Version 5.0 introduced Multi-Value Compression (MVC), version 13.10 introduced Algorithmic (ALC) and Block Level (BLC) compression, and version 14.0 introduced multiple automatic compression options for Columnar tables.
These can produce disk space and associated performance savings; however, implementing Teradata compression with MVC or ALC takes man-time, which has a cost.
It also needs to be remembered that because data demographics change over time, analysis of either of these types of compression needs to be revisited regularly (which may only be once a year).
Yes, some tools will help with this, but the point of this article is to ask if the time you spend on compression is worthwhile? Is it giving you benefits that are commensurate with the costs? Like many things, this is a “cost vs. benefit” question.
I am not recommending that you remove existing MVC compression on small tables. Using MVC doesn’t impose any CPU overhead, and eliminating compression on many tables will be a lot of effort for negligible gain. If you have ALC applied to a small table, then you might get some savings.
When designing new tables or possibly when making changes to existing tables, I would recommend that the compression setting be carefully considered.

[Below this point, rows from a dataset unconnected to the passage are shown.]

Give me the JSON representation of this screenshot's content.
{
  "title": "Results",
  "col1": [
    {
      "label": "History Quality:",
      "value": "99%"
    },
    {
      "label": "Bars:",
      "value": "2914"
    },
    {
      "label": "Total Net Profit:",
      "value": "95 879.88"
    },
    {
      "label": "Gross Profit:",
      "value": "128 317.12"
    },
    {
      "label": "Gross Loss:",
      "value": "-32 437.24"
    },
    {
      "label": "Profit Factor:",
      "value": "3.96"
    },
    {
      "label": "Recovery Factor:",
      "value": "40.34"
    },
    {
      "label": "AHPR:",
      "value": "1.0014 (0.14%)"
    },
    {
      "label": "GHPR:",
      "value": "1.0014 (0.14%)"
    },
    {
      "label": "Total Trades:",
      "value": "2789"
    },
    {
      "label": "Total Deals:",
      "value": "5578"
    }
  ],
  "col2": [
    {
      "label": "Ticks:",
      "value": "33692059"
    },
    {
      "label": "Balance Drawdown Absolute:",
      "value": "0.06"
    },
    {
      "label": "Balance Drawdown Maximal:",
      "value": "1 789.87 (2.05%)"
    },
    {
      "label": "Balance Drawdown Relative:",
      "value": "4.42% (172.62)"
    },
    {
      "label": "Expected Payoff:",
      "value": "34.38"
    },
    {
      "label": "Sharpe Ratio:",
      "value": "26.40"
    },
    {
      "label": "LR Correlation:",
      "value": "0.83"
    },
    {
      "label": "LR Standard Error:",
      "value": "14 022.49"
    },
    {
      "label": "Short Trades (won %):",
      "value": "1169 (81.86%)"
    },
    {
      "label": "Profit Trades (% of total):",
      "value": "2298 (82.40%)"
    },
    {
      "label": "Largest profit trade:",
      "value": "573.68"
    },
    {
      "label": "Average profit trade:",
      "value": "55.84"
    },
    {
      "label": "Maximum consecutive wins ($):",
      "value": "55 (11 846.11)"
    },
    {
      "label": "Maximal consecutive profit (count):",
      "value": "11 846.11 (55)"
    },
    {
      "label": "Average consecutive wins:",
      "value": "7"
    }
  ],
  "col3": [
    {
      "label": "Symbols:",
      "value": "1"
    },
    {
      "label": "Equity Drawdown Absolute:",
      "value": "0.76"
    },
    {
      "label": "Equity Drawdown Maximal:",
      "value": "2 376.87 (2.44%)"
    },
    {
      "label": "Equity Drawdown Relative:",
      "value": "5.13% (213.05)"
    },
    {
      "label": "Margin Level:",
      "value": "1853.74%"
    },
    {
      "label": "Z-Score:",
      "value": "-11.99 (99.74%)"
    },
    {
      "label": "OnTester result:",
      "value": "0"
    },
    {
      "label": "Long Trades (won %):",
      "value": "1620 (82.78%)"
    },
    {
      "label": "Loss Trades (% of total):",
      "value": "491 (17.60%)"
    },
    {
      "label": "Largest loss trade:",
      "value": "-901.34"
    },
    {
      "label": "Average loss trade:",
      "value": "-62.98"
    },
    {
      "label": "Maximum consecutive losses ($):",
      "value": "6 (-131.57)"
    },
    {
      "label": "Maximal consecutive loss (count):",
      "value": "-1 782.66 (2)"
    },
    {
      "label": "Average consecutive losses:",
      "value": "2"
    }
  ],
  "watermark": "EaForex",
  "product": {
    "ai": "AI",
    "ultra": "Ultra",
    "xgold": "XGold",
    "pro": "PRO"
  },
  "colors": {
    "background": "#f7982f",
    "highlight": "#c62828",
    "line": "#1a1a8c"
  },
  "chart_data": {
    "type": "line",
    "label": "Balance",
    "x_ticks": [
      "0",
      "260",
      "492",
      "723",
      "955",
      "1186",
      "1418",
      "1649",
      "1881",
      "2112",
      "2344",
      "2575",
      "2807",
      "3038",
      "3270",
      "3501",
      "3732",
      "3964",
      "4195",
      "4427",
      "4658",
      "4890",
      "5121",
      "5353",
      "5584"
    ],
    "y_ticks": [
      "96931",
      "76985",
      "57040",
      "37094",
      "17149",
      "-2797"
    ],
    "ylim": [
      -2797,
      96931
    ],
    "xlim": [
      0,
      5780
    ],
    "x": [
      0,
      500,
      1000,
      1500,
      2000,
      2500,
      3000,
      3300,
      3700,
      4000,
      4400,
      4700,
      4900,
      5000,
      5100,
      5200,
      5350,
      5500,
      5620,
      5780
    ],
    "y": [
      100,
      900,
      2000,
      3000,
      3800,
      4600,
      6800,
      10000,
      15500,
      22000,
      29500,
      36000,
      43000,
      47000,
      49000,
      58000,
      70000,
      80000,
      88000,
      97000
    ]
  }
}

If that table is likely minor, I would consider not applying any compression. This is more process change than any remedial action that needs to be taken.